After that we stayed a night at the Prince Hotel hotel. Even smaller than the Keio hotel room. The bathroom seemed like one piece of fiberglass. One nice thing is that almost every toilet I used had a bidet. This made me very happy. I wasn't hesitant to drop a deuce at all. Every toilet felt like home.

There was an arcade near the hotel. It had a cool Gundam game with a pod you sit inside and a screen that wraps around.

The Sights:

Mt. Fuji was cool. We went to a tourist destination nearby that featured Fuji water in separate mini-pools, or springs. The water was very clear and had fish in there. We even drank some of the Fuji water; it tasted like water. My taste buds were messed up though since I took Lunesta the night before and my mouth had a metallic taste for the day.


Fuji water, with various other pools, filled with water:


For drinking

No littering sign, notice the Chinese is larger than the others

Lake Kawaguchiko, nice view, ate sushi here, left on the bus

At the prayer monument for peace in Shizuoka

We took a ski lift to the top of this extinct volcano. Our TG kept hyping up the lift as being scary, but it wasn't even more than 4 ft off the ground. There is an archery range at the bottom.

Went somewhere nearby that featured seven small waterfalls

Ginza was pimp. Huge golden Cartier building. Tons of mainlanders buying luxury goods.

Entrance to Tokyo Imperial Palace, nothing to see here really.

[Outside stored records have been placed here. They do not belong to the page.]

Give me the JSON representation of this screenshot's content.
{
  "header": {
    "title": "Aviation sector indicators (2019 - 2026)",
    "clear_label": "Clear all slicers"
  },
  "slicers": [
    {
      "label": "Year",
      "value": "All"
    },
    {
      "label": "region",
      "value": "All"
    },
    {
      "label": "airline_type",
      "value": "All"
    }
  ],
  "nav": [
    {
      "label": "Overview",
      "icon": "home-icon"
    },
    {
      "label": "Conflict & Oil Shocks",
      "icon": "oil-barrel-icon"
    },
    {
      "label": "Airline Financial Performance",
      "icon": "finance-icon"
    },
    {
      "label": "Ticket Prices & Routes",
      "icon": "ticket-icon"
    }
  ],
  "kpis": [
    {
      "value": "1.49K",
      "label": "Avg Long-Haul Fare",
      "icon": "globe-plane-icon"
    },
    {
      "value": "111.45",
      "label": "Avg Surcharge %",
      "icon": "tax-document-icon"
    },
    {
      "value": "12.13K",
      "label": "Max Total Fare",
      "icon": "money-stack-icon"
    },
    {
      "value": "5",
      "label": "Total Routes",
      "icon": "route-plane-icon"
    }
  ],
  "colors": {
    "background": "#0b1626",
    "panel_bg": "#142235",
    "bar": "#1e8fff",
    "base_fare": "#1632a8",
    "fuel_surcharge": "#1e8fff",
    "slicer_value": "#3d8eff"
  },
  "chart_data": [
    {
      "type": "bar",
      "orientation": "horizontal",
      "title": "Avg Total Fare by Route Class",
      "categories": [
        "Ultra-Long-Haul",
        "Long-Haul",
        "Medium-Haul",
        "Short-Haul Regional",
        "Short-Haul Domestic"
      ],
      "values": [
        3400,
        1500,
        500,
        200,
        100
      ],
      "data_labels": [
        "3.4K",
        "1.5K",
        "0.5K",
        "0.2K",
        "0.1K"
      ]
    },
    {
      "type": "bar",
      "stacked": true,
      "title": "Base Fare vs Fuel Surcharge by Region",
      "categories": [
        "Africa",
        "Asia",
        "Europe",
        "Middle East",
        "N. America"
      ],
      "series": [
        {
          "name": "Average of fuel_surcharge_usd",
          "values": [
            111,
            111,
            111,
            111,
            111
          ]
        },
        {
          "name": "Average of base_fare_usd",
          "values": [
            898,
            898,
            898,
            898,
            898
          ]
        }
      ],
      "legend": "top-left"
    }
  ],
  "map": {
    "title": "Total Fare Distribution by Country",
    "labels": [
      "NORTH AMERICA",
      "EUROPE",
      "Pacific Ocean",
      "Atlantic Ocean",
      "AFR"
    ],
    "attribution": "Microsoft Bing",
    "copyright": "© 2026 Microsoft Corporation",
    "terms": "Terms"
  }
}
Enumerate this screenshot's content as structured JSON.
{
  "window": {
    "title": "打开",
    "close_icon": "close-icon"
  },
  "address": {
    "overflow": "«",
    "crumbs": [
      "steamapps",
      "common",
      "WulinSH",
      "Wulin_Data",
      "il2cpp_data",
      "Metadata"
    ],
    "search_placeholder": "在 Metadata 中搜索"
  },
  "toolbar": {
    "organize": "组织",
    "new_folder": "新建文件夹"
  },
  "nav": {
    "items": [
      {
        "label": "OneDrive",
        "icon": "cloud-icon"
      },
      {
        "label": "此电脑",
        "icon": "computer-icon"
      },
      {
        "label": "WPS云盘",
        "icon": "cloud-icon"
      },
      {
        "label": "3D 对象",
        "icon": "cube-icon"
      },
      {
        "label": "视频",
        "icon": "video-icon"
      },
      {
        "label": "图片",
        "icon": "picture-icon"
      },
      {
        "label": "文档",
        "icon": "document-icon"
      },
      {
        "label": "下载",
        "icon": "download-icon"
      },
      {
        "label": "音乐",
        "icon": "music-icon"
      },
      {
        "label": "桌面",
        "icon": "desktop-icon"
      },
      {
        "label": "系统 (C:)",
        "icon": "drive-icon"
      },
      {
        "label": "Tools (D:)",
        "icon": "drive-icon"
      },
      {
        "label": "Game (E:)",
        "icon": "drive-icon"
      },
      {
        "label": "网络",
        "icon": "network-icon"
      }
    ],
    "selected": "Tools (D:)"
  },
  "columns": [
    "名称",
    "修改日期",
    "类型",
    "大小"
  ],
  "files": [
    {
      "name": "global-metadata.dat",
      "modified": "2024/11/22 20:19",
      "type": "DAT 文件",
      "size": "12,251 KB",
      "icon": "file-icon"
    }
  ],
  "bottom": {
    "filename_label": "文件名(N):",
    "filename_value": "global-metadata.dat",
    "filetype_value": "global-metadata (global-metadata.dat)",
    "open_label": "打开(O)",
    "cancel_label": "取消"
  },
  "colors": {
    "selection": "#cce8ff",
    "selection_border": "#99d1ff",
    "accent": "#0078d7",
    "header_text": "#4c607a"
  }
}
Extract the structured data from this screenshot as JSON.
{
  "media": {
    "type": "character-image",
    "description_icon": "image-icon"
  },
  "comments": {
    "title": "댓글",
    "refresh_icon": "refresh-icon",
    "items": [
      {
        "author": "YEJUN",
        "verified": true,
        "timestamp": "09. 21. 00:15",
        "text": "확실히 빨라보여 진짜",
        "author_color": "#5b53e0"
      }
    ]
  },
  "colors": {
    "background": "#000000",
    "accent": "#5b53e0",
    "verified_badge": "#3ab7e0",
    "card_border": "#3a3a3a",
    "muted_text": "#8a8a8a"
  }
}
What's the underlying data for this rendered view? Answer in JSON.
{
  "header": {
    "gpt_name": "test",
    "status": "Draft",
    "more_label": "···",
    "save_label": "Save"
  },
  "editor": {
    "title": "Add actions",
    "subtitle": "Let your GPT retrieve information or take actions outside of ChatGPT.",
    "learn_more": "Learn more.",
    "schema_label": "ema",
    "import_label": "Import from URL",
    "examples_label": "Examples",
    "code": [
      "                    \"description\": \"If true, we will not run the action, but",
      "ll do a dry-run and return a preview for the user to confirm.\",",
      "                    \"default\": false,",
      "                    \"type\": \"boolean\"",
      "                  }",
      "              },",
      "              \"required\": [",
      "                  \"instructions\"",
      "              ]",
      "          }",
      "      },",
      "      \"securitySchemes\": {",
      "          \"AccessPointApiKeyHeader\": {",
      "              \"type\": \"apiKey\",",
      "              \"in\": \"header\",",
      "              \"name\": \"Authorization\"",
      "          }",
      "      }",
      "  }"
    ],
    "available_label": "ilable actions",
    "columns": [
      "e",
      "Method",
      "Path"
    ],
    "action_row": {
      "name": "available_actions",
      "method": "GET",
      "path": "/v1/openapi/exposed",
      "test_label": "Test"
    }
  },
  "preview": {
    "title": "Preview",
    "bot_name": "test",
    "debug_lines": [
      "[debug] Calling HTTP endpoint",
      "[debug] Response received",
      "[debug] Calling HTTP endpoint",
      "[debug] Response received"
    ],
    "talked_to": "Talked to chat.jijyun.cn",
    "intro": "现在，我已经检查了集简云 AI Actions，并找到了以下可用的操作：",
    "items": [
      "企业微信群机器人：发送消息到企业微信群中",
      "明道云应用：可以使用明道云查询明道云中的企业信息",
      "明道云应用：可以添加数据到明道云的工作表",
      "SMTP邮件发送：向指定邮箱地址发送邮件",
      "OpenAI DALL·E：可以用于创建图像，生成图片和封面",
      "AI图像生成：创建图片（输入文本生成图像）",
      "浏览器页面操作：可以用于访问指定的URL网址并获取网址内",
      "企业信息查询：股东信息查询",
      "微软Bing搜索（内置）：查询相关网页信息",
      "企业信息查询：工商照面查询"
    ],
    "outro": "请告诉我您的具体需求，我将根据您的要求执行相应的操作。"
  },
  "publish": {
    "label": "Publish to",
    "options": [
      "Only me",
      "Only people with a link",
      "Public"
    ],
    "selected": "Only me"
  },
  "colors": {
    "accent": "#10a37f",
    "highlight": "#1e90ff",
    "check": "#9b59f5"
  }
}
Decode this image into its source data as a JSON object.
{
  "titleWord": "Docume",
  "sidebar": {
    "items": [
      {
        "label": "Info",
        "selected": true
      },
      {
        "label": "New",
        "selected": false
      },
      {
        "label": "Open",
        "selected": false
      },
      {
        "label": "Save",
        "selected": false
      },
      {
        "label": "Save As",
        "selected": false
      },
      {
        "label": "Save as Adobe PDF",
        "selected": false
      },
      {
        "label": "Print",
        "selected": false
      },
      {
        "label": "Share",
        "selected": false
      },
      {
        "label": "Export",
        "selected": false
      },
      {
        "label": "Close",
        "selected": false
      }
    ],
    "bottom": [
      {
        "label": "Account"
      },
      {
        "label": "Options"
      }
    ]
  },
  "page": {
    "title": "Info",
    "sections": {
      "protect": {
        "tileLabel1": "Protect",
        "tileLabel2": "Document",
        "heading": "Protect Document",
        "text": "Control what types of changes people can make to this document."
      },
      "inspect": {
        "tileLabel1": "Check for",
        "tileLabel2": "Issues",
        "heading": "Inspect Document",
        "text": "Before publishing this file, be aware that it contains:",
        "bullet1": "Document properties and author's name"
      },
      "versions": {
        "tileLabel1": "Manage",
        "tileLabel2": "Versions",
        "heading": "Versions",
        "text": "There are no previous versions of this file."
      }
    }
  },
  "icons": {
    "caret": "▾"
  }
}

A huge park with tons of homeless. TG said the homeless were called "trash" and were kicked out by their wives/families because they couldn't earn any money. They have lots of luggage and possessions.

Gomi fabulous

Other Notes:

People on our tour:
Young 30s couple who talk with their mouth full and smack their lips when eating.
Old old man and young wife and 26 year old son. When my dad met them he asked if he was her dad. How embarrassing.